### Instructions for the task
Search the data for the word "this" and copy every line that contains it.

### Recorded data
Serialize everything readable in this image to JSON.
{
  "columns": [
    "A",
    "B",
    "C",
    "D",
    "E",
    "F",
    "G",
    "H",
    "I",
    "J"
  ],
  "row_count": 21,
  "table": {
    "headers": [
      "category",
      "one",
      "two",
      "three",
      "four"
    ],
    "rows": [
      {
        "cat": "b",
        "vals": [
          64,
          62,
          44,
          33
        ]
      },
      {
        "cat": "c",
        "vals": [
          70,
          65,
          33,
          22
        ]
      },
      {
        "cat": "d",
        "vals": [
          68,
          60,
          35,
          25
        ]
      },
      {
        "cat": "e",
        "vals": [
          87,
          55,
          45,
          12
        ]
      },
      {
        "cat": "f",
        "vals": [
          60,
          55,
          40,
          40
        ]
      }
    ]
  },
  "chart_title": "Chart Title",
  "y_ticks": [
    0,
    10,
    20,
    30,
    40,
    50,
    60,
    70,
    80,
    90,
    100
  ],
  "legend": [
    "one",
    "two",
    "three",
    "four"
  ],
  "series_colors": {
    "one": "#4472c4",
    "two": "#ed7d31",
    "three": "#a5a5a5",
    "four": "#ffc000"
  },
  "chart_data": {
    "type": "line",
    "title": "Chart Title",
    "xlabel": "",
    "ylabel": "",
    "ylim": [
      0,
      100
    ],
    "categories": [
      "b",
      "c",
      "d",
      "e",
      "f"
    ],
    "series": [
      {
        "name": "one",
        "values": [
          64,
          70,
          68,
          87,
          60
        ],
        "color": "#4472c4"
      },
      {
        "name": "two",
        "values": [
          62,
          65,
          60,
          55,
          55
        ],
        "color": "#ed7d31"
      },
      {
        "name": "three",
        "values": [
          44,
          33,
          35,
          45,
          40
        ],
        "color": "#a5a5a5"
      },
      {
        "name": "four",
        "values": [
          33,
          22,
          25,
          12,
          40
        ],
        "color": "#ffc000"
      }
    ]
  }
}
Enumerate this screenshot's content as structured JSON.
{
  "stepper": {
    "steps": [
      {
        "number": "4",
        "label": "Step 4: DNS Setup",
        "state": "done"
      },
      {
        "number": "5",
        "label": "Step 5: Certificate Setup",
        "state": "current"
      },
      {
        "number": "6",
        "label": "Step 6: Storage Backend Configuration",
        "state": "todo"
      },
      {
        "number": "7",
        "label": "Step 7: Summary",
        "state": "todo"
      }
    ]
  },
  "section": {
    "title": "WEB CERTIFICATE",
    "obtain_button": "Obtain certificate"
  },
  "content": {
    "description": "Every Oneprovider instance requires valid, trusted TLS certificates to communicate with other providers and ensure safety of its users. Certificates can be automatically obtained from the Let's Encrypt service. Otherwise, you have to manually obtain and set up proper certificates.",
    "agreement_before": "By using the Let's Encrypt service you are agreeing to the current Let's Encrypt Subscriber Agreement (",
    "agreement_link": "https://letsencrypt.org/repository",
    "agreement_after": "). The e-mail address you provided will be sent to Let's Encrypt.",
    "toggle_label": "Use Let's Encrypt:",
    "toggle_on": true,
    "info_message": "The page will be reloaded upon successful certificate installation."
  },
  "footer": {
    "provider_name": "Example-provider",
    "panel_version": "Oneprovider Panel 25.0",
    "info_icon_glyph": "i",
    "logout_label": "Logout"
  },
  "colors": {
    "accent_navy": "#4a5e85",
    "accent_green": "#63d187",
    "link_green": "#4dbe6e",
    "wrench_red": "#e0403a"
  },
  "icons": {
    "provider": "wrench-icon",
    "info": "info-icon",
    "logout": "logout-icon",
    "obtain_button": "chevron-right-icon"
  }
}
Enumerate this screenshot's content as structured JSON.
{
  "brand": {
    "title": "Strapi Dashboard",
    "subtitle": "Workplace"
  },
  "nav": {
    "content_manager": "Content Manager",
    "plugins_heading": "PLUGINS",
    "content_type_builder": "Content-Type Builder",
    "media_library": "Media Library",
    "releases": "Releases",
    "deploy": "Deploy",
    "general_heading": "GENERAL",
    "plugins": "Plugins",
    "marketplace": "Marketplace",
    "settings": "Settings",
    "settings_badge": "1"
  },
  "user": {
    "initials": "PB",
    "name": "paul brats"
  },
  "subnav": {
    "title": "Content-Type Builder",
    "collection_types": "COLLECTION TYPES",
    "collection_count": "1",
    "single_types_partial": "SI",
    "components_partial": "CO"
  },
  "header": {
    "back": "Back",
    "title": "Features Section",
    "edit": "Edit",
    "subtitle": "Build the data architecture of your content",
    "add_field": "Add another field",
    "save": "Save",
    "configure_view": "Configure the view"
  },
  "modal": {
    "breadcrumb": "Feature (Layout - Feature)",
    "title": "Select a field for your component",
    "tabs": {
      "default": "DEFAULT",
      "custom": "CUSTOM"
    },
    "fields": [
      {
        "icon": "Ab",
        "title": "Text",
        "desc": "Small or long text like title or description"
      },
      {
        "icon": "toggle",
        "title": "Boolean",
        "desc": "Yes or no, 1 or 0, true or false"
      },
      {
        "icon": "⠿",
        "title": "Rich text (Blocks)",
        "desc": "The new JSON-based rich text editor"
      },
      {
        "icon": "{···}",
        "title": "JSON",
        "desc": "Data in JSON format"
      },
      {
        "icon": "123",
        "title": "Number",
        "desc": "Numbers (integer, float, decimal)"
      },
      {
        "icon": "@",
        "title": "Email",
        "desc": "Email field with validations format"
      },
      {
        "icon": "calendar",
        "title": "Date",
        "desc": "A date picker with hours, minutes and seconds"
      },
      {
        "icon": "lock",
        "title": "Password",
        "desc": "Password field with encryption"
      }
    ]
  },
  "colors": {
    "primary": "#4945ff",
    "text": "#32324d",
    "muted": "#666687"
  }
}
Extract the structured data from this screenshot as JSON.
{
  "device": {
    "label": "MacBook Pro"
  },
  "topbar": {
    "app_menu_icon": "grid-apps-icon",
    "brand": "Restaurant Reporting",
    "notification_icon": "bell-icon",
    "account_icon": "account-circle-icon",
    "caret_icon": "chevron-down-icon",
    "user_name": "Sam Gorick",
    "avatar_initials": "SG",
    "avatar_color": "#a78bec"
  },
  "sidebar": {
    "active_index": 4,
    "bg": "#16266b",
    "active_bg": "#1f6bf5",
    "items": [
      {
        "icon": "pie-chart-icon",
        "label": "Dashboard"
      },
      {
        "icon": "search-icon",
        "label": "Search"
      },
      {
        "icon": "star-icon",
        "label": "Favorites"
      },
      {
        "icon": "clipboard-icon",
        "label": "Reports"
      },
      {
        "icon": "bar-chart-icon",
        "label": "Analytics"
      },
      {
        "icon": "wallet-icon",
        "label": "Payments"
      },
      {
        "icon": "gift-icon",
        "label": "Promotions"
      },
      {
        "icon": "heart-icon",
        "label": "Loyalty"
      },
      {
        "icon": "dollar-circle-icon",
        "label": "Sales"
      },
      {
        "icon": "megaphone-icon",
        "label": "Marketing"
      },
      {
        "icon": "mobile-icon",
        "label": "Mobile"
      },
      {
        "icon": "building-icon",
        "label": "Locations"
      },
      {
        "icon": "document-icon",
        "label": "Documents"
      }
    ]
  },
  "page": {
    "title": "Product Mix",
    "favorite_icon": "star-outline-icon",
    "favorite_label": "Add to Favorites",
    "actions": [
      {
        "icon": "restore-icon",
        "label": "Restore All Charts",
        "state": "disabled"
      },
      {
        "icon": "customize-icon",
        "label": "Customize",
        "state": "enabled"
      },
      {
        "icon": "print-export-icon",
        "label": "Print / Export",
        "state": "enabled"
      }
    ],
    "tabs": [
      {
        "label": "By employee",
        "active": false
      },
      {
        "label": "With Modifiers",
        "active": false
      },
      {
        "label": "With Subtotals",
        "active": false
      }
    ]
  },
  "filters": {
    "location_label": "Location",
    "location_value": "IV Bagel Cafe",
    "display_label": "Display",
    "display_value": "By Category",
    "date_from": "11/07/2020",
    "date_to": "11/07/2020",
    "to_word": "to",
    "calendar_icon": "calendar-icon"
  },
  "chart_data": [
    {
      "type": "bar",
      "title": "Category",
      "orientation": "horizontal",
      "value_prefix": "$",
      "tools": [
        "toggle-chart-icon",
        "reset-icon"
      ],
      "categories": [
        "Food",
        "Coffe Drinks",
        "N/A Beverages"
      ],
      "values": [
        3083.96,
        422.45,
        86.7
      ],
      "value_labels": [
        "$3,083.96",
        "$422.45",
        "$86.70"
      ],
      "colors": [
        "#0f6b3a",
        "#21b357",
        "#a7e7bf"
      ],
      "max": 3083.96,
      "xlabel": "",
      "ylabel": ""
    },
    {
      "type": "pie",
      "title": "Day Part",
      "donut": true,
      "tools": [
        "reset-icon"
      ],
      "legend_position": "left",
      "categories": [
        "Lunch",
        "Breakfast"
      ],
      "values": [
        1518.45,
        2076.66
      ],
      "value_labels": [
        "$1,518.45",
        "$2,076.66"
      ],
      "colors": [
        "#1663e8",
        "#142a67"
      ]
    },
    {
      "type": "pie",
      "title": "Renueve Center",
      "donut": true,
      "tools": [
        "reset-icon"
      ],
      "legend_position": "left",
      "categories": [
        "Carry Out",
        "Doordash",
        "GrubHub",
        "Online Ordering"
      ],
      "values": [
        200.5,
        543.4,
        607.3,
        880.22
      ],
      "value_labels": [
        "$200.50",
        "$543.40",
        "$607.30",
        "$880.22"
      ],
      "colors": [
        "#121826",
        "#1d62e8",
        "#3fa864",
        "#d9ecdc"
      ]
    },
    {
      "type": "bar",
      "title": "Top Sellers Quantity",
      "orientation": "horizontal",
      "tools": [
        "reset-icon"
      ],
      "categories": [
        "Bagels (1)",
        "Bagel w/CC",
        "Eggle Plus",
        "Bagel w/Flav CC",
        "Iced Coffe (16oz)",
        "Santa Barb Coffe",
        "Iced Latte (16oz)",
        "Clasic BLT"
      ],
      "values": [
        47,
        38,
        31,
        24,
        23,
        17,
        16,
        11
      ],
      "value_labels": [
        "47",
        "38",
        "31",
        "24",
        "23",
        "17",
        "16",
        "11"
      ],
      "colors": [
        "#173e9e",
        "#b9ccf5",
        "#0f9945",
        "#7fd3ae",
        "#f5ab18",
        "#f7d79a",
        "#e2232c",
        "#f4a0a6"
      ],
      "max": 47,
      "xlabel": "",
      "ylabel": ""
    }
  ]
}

### Your response
Serialize everything readable in this image to JSON.
Enumerate this screenshot's content as structured JSON.
Enumerate this screenshot's content as structured JSON.
Extract the structured data from this screenshot as JSON.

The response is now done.